The Beginning: Blood Simple (1984); The Most Recent Triumph: Olive Kitteridge (2014)

For as long as I can remember, Frances McDormand has served as the purest and most intimidating embodiment of what a character actor should be. “That woman has no vanity,” my mom remarked with clear admiration after watching her in Lisa Cholodenko’s Olive Kitteridge, where McDormand delivers one of the decade’s most masterful star turns, a perfectly prickly meeting of actor and role that might have been a surefire Oscar winner had the project aimed for a bigger screen...

Click to read more ...

Friday
Jul292016

HMWYBS: A Sensational Diane Keaton in "Looking for Mr Goodbar" 

Best Shot 1977 Party. Chapter 3
Looking for Mr Goodbar (1977)
Directed by: Richard Brooks
Cinematography by: William A Fraker
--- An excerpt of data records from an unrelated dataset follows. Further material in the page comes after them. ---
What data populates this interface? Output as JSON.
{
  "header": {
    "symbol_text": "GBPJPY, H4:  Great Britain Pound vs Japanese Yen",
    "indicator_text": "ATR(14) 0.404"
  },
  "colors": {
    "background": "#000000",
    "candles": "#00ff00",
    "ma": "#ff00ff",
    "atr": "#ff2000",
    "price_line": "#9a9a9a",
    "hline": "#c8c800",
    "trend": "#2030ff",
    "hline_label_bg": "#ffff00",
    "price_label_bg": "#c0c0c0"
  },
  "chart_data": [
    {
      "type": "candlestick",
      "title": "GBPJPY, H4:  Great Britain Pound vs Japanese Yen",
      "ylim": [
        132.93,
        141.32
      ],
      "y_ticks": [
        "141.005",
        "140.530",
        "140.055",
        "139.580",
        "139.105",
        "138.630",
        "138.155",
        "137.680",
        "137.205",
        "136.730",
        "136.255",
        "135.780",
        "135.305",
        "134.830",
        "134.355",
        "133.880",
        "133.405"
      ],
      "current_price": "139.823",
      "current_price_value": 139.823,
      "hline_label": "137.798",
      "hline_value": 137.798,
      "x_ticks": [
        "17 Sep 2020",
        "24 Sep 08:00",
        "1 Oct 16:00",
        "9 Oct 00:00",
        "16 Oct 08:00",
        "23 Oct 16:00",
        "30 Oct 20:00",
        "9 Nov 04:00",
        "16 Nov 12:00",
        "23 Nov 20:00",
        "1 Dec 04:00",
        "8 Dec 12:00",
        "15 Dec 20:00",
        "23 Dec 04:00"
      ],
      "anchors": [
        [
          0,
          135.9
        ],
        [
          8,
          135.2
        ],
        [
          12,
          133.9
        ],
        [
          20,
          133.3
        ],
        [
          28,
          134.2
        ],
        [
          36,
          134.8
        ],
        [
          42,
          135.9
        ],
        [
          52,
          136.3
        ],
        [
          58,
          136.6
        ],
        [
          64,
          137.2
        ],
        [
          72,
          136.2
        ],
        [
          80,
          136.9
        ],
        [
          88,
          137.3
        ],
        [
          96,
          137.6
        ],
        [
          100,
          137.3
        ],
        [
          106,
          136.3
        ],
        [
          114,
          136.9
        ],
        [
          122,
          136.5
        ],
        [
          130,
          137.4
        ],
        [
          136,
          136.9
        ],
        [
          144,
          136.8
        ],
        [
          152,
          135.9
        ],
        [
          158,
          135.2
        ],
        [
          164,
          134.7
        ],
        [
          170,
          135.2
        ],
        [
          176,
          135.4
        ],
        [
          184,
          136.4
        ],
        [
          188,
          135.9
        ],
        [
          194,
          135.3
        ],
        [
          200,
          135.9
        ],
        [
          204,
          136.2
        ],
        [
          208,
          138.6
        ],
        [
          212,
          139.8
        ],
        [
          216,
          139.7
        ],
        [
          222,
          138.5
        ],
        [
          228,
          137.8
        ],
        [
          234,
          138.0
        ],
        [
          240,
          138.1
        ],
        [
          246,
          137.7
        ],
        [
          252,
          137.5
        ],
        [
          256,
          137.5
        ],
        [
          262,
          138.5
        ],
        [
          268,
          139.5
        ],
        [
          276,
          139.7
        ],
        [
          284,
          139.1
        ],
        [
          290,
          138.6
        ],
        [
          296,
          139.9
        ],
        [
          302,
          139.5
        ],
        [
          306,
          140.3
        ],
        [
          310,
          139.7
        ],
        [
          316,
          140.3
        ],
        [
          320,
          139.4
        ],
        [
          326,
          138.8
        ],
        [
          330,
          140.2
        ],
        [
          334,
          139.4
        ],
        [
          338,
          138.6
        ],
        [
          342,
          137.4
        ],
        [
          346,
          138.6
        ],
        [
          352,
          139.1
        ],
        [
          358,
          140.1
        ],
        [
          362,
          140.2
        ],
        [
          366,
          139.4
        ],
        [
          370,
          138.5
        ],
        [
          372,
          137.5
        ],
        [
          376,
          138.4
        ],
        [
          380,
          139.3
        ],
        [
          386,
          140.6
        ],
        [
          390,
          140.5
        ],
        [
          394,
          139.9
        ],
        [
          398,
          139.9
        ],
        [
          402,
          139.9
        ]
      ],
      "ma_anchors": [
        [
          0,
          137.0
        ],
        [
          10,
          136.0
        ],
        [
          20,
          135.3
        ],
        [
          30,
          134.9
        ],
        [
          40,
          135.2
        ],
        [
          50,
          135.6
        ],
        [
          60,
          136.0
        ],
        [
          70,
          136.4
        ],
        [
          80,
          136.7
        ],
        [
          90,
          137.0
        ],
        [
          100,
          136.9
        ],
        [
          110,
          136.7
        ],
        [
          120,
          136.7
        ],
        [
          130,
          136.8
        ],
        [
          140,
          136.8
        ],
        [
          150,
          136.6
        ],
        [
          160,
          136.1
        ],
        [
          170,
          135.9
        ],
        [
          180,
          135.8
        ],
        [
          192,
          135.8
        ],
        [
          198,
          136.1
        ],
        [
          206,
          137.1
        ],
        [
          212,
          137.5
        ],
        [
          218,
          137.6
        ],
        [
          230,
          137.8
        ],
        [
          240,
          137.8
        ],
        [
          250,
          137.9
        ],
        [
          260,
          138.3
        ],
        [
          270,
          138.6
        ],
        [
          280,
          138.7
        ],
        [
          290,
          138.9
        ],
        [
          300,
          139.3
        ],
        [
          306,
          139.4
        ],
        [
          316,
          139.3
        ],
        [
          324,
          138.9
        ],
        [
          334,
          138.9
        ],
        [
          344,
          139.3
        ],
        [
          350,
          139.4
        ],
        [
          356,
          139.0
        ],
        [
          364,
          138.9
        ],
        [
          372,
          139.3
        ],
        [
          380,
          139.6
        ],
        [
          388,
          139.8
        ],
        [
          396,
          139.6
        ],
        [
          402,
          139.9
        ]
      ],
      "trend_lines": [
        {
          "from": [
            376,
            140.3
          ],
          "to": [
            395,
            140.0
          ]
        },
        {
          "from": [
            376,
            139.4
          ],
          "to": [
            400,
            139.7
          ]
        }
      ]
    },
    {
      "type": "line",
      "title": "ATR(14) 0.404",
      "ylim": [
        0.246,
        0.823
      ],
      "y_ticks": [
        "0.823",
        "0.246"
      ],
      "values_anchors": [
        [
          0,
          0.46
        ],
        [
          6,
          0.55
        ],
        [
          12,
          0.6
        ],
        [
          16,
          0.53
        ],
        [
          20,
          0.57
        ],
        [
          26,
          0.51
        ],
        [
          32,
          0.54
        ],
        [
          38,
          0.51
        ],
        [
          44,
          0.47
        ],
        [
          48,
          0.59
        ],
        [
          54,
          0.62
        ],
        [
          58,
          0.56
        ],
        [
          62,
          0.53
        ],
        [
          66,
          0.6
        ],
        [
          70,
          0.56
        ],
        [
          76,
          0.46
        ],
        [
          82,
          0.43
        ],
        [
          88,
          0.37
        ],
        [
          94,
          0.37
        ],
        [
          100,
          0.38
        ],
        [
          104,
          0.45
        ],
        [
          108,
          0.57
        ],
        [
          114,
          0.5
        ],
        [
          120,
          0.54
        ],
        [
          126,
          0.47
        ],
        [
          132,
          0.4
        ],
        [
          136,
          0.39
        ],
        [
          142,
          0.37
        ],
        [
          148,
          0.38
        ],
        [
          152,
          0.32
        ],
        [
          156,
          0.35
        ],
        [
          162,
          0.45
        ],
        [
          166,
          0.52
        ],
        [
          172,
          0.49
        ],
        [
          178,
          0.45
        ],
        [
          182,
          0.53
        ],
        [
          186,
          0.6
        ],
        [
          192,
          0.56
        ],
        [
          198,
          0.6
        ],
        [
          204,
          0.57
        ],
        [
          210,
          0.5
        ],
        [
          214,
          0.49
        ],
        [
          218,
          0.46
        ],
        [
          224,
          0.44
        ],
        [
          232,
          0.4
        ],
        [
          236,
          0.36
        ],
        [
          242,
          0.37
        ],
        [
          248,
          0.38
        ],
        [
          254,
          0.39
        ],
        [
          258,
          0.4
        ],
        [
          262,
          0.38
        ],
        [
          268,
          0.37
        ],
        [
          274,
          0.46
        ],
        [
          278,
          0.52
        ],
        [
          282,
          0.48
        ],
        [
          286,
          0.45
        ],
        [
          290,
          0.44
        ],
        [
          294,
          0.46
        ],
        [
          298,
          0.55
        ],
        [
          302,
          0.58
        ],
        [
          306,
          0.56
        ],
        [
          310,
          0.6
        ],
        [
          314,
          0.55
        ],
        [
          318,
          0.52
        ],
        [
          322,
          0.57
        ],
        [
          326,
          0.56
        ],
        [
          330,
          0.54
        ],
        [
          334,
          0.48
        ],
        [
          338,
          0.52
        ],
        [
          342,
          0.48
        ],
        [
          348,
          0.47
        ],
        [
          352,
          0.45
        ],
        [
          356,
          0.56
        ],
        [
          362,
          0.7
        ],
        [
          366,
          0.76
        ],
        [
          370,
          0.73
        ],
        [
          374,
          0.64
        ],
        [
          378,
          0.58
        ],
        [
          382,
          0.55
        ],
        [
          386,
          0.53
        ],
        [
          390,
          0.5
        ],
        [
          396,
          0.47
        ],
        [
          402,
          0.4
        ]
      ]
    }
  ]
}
Finally with chapter 3 in our look back at the Cinematography nominees of 1977 -- a little prep work for the Supporting Actress Smackdown (last day to get your ballots in) -- a real threat to Close Encounter of the Third Kind for the Best Cinematography crown. Close Encounters won the Oscar, its sole competitive Oscar, but William A Fraker was more than worthy as a nominee for his evocative experimental work on Looking for Mr Goodbar. The cinematography (along with its swinging partner, the editing) are ready and able to capture the whirlwind moods, liberated momentum, self-deprecating humor, and multiple flashes of fear within this time capsule of the sexual revolution.

My only regret in showcasing the cinematography for this series is that good images are hard to come by. More (a little bit NSFW) after the jump...

Click to read more ...